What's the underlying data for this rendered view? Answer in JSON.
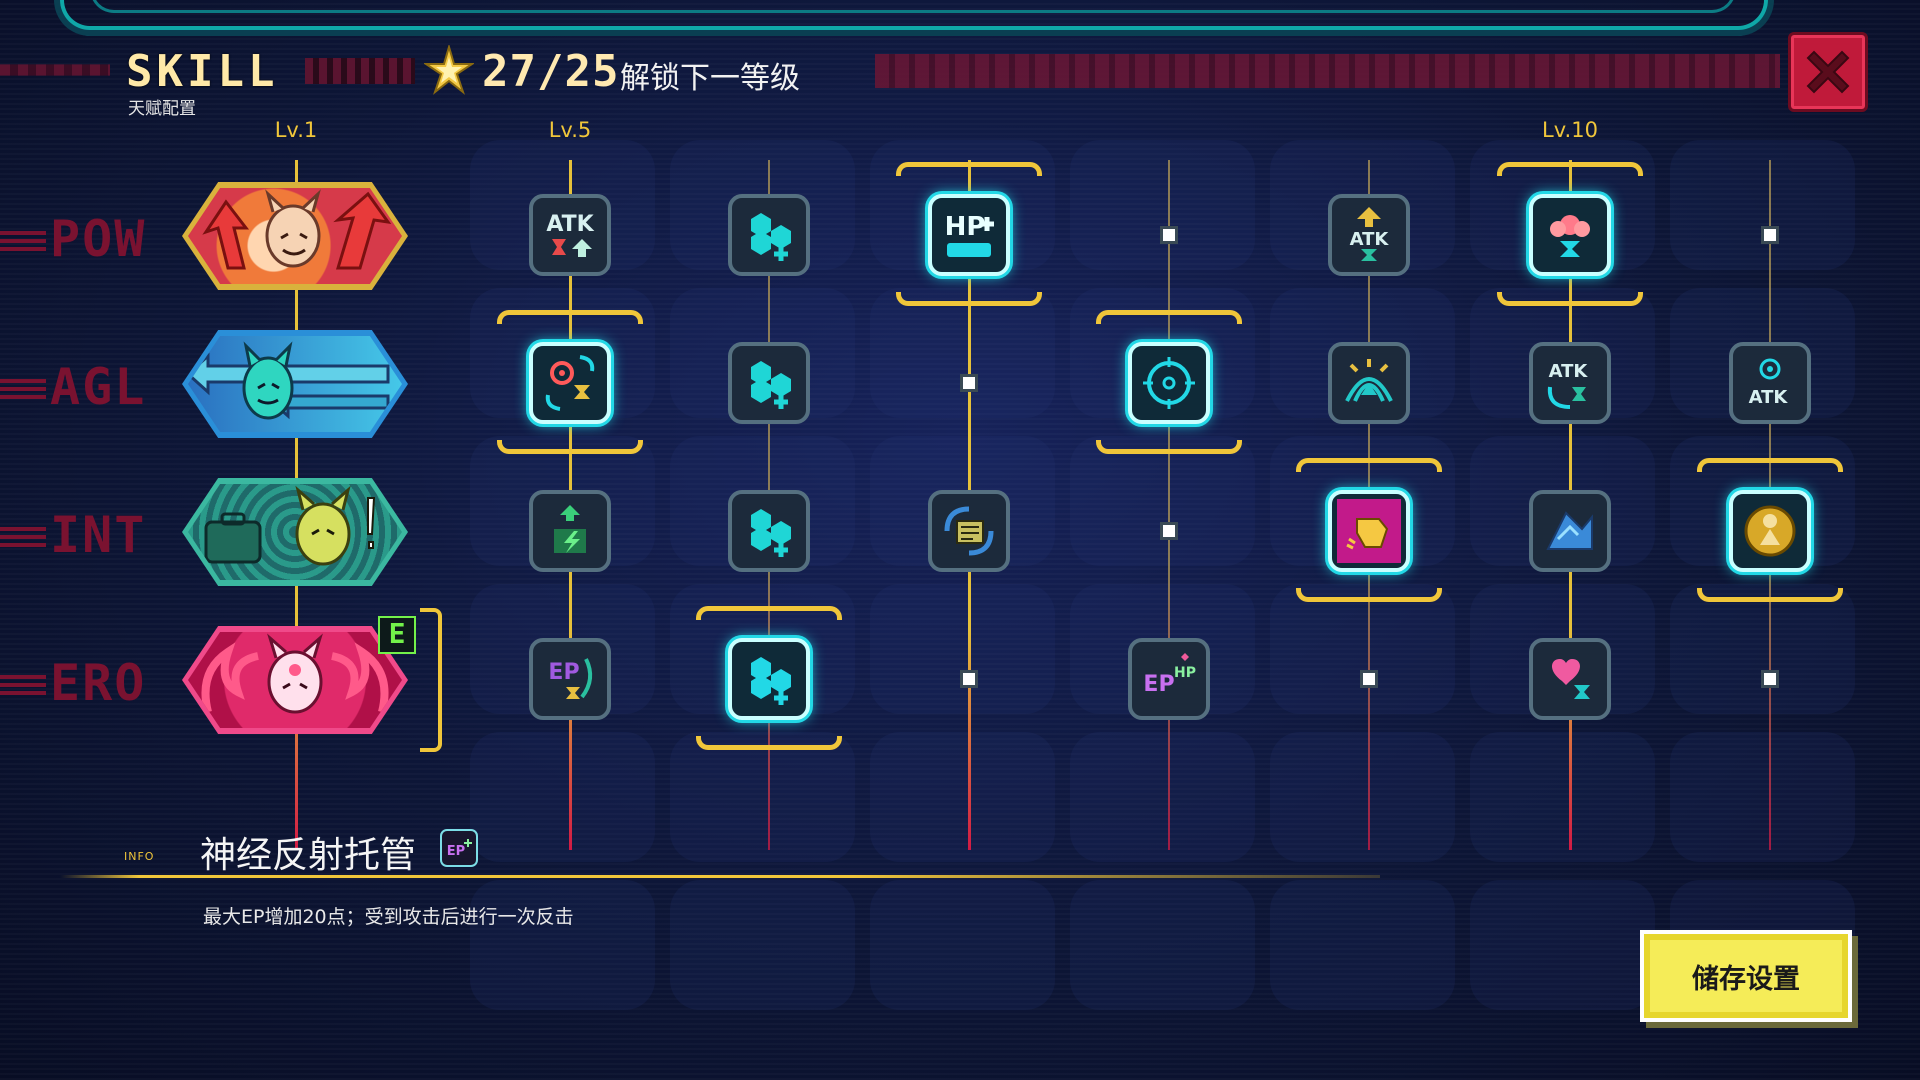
{
  "header": {
    "title": "SKILL",
    "subtitle": "天赋配置",
    "points": "27/25",
    "unlock_text": "解锁下一等级"
  },
  "levels": [
    "Lv.1",
    "Lv.5",
    "Lv.10"
  ],
  "rows": [
    "POW",
    "AGL",
    "INT",
    "ERO"
  ],
  "character_badge": "E",
  "info": {
    "tag": "INFO",
    "title": "神经反射托管",
    "description": "最大EP增加20点；受到攻击后进行一次反击"
  },
  "save_button": "储存设置",
  "colors": {
    "gold": "#f0c63a",
    "cyan": "#22d8e6",
    "close_red": "#c01a3a",
    "save_yellow": "#f5ec58"
  },
  "nodes": {
    "pow": [
      "atk-timer-icon",
      "hex-plus-icon",
      "hp-plus-icon",
      "locked",
      "atk-up-icon",
      "flower-timer-icon",
      "locked"
    ],
    "agl": [
      "target-timer-icon",
      "hex-plus-icon",
      "locked",
      "crosshair-icon",
      "dome-icon",
      "atk-cycle-icon",
      "atk-target-icon"
    ],
    "int": [
      "lightning-up-icon",
      "hex-plus-icon",
      "cycle-doc-icon",
      "locked",
      "gold-fist-icon",
      "blue-shield-icon",
      "gold-statue-icon"
    ],
    "ero": [
      "ep-timer-icon",
      "hex-plus-icon",
      "locked",
      "ep-hp-icon",
      "locked",
      "heart-timer-icon",
      "locked"
    ]
  }
}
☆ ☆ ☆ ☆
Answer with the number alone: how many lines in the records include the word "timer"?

5